  • Alumni News
  • Accolades

Physics Illinois alumnus M. George Craford has been selected for the IEEE Edison Medal of the Institute of Electrical and Electronics Engineers. The medal is awarded annually in recognition of a career of meritorious achievement in electrical science, electrical engineering, or the electrical arts. The citation reads, "for a lifetime of pioneering contributions to the development and commercialization of visible LED materials and devices."

Craford is best known for his invention of the first yellow light emitting diode (LED). During his career, he developed and commercialized the technologies yielding the highest-brightness yellow, amber, and red LEDs as well as world-class blue LEDs. 

Toni Pitts, coordinator of recruiting and special programs at Physics Illinois, has received the Leadership in Diversity Award from The Office of Diversity, Equity and Access at the University of Illinois at Urbana-Champaign. This award recognizes exceptional dedication to and success in promoting diversity and inclusion via research, hiring practices, courses, programs and events.

  • Research

Nature is full of parasites—organisms that flourish and proliferate at the expense of another species. Surprisingly, these same competing roles of parasite and host can be found in the microscopic molecular world of the cell.
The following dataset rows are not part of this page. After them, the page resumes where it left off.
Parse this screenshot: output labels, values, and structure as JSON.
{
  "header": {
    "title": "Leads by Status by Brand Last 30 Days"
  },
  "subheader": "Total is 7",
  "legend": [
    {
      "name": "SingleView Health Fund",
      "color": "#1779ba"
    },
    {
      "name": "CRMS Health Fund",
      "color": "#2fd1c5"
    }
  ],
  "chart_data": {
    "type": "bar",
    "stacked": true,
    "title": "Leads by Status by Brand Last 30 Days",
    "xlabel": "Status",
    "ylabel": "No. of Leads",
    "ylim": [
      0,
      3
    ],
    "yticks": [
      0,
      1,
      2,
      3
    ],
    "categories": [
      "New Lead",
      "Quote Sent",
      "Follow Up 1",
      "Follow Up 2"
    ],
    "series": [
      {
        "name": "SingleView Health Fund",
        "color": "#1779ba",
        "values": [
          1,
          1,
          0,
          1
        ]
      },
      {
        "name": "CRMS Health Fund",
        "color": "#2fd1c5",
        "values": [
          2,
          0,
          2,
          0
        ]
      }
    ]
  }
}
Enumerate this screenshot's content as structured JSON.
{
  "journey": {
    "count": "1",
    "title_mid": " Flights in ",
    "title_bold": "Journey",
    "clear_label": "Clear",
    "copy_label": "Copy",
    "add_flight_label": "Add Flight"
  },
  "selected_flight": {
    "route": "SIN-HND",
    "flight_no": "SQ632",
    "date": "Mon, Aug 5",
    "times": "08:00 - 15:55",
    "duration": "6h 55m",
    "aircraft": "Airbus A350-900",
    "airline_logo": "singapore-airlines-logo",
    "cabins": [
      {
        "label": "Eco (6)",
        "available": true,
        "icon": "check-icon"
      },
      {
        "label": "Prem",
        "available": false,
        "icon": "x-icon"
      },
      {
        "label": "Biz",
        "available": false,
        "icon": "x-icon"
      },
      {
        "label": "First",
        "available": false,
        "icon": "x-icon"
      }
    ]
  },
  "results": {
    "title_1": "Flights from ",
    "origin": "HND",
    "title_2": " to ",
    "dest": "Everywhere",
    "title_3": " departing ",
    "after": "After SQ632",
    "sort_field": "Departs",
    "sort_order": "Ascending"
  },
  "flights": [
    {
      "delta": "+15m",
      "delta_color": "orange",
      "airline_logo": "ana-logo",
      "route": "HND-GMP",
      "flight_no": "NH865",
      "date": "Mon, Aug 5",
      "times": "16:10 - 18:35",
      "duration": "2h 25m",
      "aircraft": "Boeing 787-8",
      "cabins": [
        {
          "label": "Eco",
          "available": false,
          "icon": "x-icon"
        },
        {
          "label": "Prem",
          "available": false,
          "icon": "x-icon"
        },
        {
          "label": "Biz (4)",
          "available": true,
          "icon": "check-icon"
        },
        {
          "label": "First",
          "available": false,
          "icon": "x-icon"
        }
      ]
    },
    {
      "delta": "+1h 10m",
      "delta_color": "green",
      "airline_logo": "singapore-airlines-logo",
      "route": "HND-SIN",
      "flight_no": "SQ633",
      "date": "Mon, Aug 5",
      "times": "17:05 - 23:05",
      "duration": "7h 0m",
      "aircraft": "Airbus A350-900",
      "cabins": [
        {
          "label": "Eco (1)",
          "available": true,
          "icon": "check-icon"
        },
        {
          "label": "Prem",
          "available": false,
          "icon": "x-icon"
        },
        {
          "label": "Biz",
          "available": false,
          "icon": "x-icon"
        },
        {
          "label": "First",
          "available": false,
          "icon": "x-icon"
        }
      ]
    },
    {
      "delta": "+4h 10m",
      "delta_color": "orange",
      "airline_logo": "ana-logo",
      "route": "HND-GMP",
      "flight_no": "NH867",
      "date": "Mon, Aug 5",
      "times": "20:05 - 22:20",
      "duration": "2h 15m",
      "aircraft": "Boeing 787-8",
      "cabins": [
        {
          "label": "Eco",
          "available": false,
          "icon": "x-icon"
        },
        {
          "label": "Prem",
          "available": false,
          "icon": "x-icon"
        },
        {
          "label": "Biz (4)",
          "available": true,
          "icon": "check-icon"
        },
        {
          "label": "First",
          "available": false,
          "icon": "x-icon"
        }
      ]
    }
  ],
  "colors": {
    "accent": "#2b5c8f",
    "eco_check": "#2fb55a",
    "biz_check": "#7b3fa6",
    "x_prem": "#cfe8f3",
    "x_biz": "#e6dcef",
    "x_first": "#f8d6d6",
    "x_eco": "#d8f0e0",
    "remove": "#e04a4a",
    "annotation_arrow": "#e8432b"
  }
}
A new study by two Illinois researchers has demonstrated that dynamic elements within the human genome interact with each other in a way that strongly resembles the patterns seen in populations of predators and prey.

The findings, published in Physical Review Letters by physicists Chi Xue and Nigel Goldenfeld, (DOI: 10.1103/PhysRevLett.117.208101) are an important step toward understanding the complex ways that genomes change over the lifetime of individual organisms, and how they evolve over generations.